Communication is truly an important skill. However something that I’ve noticed is that sometimes we pay more attention to the words that we speak, and not so much attention to the words that we type….which is also a form of communication.
What you say via email, text, or any sort of internal communication platform you might be using in the office as well as how you say it, should be given the same amount of importance as the words you speak.
Failure to pay close attention to your written word could hamper your abilities to connect, build trust, and to be heard by those you are trying to communicate with.
Number one, emails are basically like legal documents. Number two, emails are a direct reflection of you and your professionalism. Number three, emails are an extremely important part when it comes to internal and external communication. So this is why you want to be on point when it comes to your email etiquette.
Now let’s get into the tips!
You know, as a leader, you have to really consider what’s appropriate and what’s inappropriate for you to be doing. For example, using “hey so and so” might not necessarily be the most professional way to address somebody. Although I do understand that sometimes you have a really close colleague or coworker. But generally speaking, you want to be using professional language when starting your emails such as hello or dear. The other thing I’ll say, which is actually more of an issue is that a lot of people will send emails just using the person’s first name. This can be very direct and even harmful. You don’t want the person on the receiving end to perceive you as being an unpleasant person. So it’s better for you to use the greetings. That’s what they’re there for. Here’s the thing about email, it is so often left to another person’s interpretation that it’s just far better for you to be on the safe side of things.
As someone that has been deeply entrenched in the customer service world. I really know how tone can make a world of a difference. Email is one of the worst places for you to pick up on certain cues. Which is why you really want to think about what you’re sending and how it’s going to be perceived by the other person. Aim to put yourself in that person’s shoes and think about whether or not what you are saying accurately portrays who you are. So you just want to do that double check with yourself. And put yourself in that person’s shoes. If you do have any doubt, then it’s a good idea to just ask a colleague. Pull a team member over and simply ask them to check the tone of the email to make sure that you are getting your point across in a respectful and dignified manner.

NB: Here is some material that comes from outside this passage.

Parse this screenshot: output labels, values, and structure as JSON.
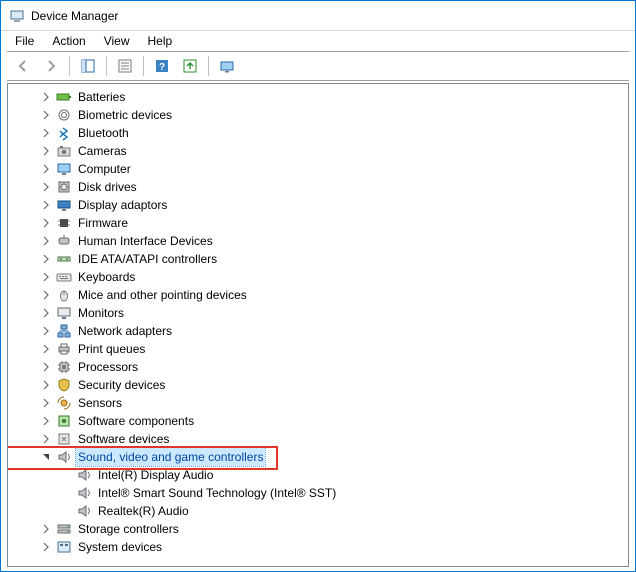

I think we’ve all been in that situation before where we’re involved in a fury of emails and things are getting heated. It is far better to just walk away from it and then come back when you’re in a more calm state of mind. As a side note, generally speaking, if you do have something important to say email probably isn’t the best place for you to be saying it anyways. It’s probably better for you to schedule time, to sit with that person and talk to them face to face or on the phone so that you can hear the words and how they are saying what they are saying.
It’s amazing to me how many people don’t take the extra moment to just glance over what they’re about to send before sending it. What you want to do is take a second to check things such as your spelling, your grammar, that you are sending it to the right person and that the tone is right. Then you want to hit the send button.
Have you ever received an email that was like 27 pages long? I know I have. And you know what I did with an email like that? I skipped to the bottom to figure out what is it here that I need to know. And I mean I feel bad because obviously that person put a lot of effort into drafting that email but the truth is who has time for that? There’s other things to do! So here’s my point, you want to make sure that you’re getting straight to the point. Keep it simple and make it as scrollable as possible because in today’s day and age, attention spans are really not that long.
And if you want what you have to say to be received, then should put the important parts at the top. Anything that supports those important points in the middle and extra thoughts at the end.
It’s been said that emails that are written at a third grade level are actually more optimal for reading as well as for response. Now, I’m not saying that you have to take like all your emails and write it out in like third grade level form. But the principle does apply in the sense that you want to make it as simple as possible. So use simple and understandable language so that your message is received.
June 23, 2020